Next to the family came Cody.  He came to us through the same rescue as Charlie.  When we moved to Texas, my husband knew I wanted another dog, but our yard in Kansas had been on the small side.  Our back yard in Texas was significantly larger!  (Not quite Texas sized, though).

The Boys like to curl up together.  The Bookend Ridgebacks.  They even had their 15 min of fame, with Charlie being featured in a short article in Dog Fancy magazine a couple years back, as a Rescue Success, and Cody managing to sneak into the picture they used!

We later found out the Boys like to observe (aka chase) arrows.  Here they are, as Dave walked up, bow in hand, to retrieve the arrows.  Cody is such a handsome hound!

Then just this year, as Charlie's health grows ever more tenuous, we opted to add Shiloh, our not-so-little Couch Snurlger! 

It was so funny to watch the Boys react to a female!  Sorta like a couple old potbellied men at the bar when a pretty young thing saunters in.  They puffed out their chests and strutted around after her!  Charlie, being the more dominant male, accepted her immediately.  Cody, being the beta-dog, still doesn't quite understand she out ranks him in the doggy hierarchy. 

 This is one of her favorite locations.  The dog couch, by the front windows, so they can look out at their leisure, and bark if they see fit.  Fortunately, Shiloh is not a huge barker!
"Don't hate me because I'm beautiful", says Shiloh.  She can be quite the Diva!

Thursday, February 14, 2013

Valentines Dinner

This afternoon I got a text from my husband asking what I had in mind for dinner today, it being Valentine's Day and all. I replied, "Nothing really. What do you want?" He replied, "Ribeyes, asparagus, Shiner Black, and to put the kids in the storm shelter for the evening." Now, he WAS only joking about the storm shelter, but at times...between 3 kids and 3 large dogs, I have wanted to lock MYSELF in the storm shelter!

So while running errands with a friend who has no car, we hit the store and I got said supplies for a nice dinner. I confess that timing a meal is not a strong point of mine. I can cook well, especially if it involves a grill and charcoal, but getting all the dishes ready on the table at the same time is an art I have not mastered even after all these years. But I am improving some. I have figured out that if I put his steak on, 10+min before mine, his will be sufficiently overcooked for me to process my steak in about 6 minutes total (3 min per side). Not quite 'blue' but definitely on the rare side! YUM! Just how I like my beef! Mooing...

The steaks were brushed in olive oil, and seasoned with a bit of Angelos, cracked black pepper and sea salt. The garlic bread I got had some more garlic powder added along with some Penzeys Bouquet Garni seasoning. The asparagus was sauteed in butter, and Kikkoman soy sauce added at the end. Lastly, the Shiner Black was served cold! On this rare occasion, I managed to get it all to the table at once, with everything still hot and tasty.

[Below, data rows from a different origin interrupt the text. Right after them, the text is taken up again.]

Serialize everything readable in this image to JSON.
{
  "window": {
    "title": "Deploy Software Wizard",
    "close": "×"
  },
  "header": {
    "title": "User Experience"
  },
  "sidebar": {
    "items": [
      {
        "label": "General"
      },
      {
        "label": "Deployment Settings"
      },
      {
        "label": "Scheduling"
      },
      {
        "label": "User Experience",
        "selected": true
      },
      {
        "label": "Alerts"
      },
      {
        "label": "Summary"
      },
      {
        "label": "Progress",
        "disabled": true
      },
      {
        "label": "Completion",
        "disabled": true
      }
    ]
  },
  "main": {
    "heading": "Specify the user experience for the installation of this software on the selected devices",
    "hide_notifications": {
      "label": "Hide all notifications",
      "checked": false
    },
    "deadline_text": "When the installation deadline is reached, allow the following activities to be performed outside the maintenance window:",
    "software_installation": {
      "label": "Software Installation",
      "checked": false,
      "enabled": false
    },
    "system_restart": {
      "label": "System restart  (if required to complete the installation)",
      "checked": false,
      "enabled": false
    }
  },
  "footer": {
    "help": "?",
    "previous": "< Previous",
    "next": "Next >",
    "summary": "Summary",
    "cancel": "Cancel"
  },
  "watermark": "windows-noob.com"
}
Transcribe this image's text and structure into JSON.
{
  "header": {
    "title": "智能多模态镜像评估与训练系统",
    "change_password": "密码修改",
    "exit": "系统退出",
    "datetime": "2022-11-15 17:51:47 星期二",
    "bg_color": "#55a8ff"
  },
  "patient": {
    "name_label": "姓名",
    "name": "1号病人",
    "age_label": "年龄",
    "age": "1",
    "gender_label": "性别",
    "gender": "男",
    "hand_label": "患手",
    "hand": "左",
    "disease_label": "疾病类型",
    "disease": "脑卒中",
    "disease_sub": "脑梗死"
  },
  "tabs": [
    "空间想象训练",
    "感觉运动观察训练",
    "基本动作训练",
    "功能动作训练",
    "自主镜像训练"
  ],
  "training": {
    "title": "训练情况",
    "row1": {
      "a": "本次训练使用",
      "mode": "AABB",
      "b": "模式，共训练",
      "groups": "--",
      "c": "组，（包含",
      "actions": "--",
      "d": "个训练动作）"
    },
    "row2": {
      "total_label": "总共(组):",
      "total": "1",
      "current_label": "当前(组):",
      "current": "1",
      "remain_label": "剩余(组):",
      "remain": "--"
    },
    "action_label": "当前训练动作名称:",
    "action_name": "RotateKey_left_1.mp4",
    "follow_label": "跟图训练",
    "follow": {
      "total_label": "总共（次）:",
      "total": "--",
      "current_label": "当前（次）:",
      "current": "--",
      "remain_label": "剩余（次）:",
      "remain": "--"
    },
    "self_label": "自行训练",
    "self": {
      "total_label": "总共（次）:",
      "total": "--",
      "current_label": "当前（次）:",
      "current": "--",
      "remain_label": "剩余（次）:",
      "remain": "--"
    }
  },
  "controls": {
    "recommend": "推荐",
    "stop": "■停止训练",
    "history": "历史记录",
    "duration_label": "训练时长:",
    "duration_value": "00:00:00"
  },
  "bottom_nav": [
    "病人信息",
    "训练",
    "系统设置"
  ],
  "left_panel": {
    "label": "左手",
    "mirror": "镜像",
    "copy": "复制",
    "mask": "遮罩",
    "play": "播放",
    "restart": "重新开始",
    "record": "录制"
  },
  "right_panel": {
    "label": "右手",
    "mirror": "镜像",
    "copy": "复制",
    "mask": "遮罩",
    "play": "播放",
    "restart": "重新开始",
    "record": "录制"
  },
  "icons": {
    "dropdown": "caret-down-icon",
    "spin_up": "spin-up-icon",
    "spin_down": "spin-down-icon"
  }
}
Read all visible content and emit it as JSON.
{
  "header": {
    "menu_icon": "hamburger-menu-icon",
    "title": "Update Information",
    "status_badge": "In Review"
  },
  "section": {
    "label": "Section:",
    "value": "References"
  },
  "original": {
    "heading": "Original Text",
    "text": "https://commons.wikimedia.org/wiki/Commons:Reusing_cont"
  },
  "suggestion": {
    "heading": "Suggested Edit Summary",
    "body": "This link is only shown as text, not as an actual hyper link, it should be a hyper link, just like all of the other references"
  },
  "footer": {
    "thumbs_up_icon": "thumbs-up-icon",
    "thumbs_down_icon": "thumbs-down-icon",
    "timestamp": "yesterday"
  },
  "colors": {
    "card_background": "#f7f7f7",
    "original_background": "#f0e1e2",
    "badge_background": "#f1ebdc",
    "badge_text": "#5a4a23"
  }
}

The Monkeys all shared a pizza and breadsticks, and are watching movies tonight. And lest you think I forgot the Hounds of Renown, no, they were not forgotten. They got the trimmings off the ribeyes, lucky dogs!

Friday, February 8, 2013

Now for some classics

Just some classics from my personal pictures.  These good folk come through 'round here most every year.  Look up their schedule, if you love classic Warbirds!  The Collings Foundation.

Yes, Witchcraft really IS underway, with that guy spyhopping out the top!

Now this is Betty Jane, and she is truly One of Kind! She is the ONLY dual control P-51 in the world! And ain't she a beauty??

They sure do keep her shined up nice!

Yes, you DO get to tour inside several of these Warbirds!  It is fascinating!

I found it amazing how little room those men had inside these aircraft.  And amenities?  Nope!

Enjoy this brief clip I shot of Betty Jane buzzing the runway!  (I used to have a super video of Ol' Nine 'O Nine, but sadly, it has vanished into the computer ether.)

Wednesday, February 6, 2013

For Leontien's Family

For those who saw my two posts for Leontien VandeLaar Oostdijck, know that she passed away last month after her battles with cancer.

I post these photos I took today, to share with her family and friends.  For even in the midst of winter's chill, there is still beauty to be found.